• **INFORMATION SHOWN**
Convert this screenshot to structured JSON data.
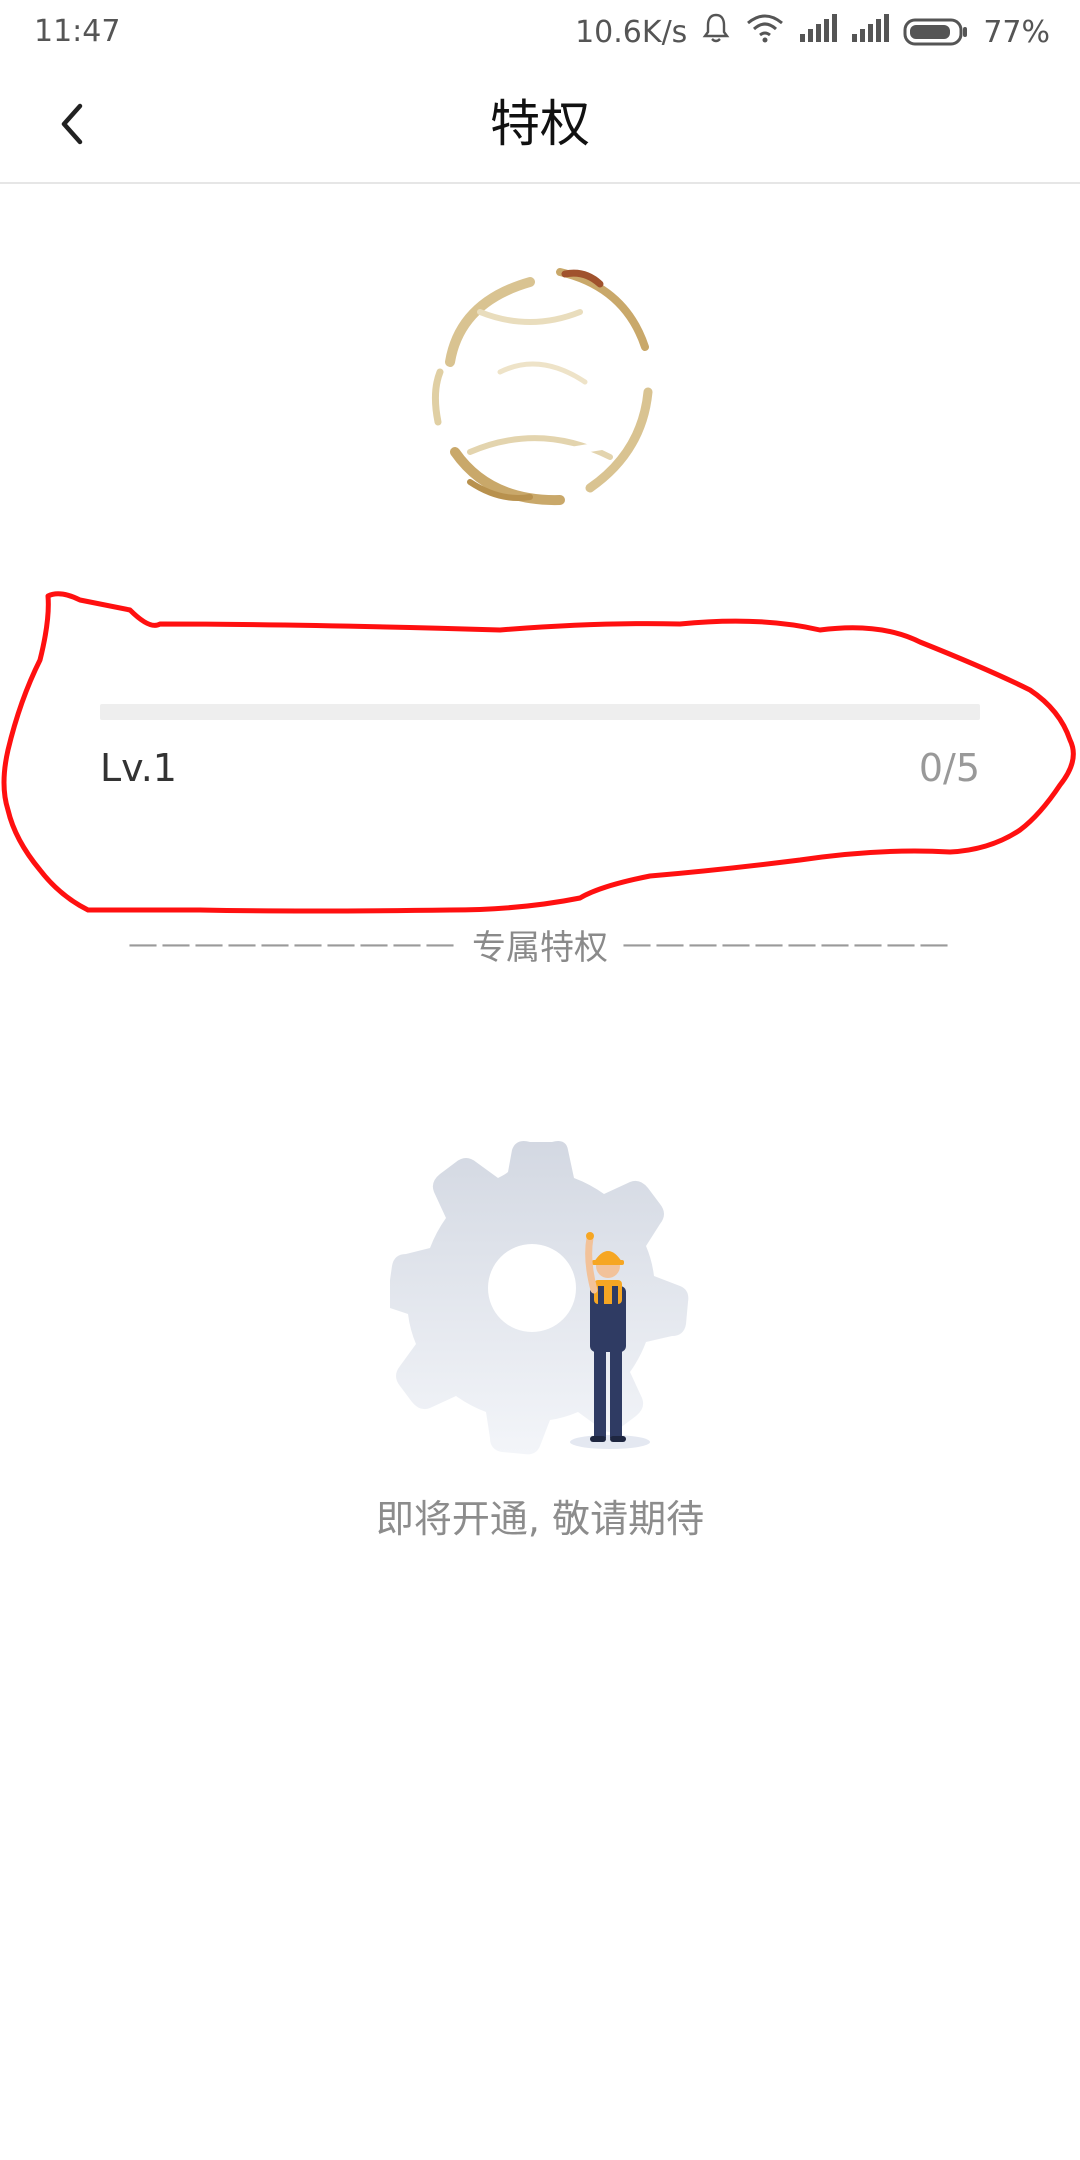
{
  "status_bar": {
    "time": "11:47",
    "network_speed": "10.6K/s",
    "battery_percent": "77%",
    "icons": [
      "bell-icon",
      "wifi-icon",
      "signal-icon",
      "signal-icon",
      "battery-icon"
    ]
  },
  "header": {
    "back_icon": "chevron-left-icon",
    "title": "特权"
  },
  "profile": {
    "avatar": "avatar-image",
    "username": ""
  },
  "level": {
    "label": "Lv.1",
    "progress_text": "0/5",
    "progress_fraction": 0
  },
  "section": {
    "dashes": "——————————",
    "title": "专属特权"
  },
  "empty_state": {
    "illustration": "gear-worker-illustration",
    "message": "即将开通, 敬请期待"
  },
  "colors": {
    "annotation": "#ff1010",
    "track": "#eeeeee",
    "title_text": "#111111",
    "muted_text": "#8c8c8c"
  }
}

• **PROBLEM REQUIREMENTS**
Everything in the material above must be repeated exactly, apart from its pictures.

• **TASK SOLUTION**
Convert this screenshot to structured JSON data.
{
  "status_bar": {
    "time": "11:47",
    "network_speed": "10.6K/s",
    "battery_percent": "77%",
    "icons": [
      "bell-icon",
      "wifi-icon",
      "signal-icon",
      "signal-icon",
      "battery-icon"
    ]
  },
  "header": {
    "back_icon": "chevron-left-icon",
    "title": "特权"
  },
  "profile": {
    "avatar": "avatar-image",
    "username": ""
  },
  "level": {
    "label": "Lv.1",
    "progress_text": "0/5",
    "progress_fraction": 0
  },
  "section": {
    "dashes": "——————————",
    "title": "专属特权"
  },
  "empty_state": {
    "illustration": "gear-worker-illustration",
    "message": "即将开通, 敬请期待"
  },
  "colors": {
    "annotation": "#ff1010",
    "track": "#eeeeee",
    "title_text": "#111111",
    "muted_text": "#8c8c8c"
  }
}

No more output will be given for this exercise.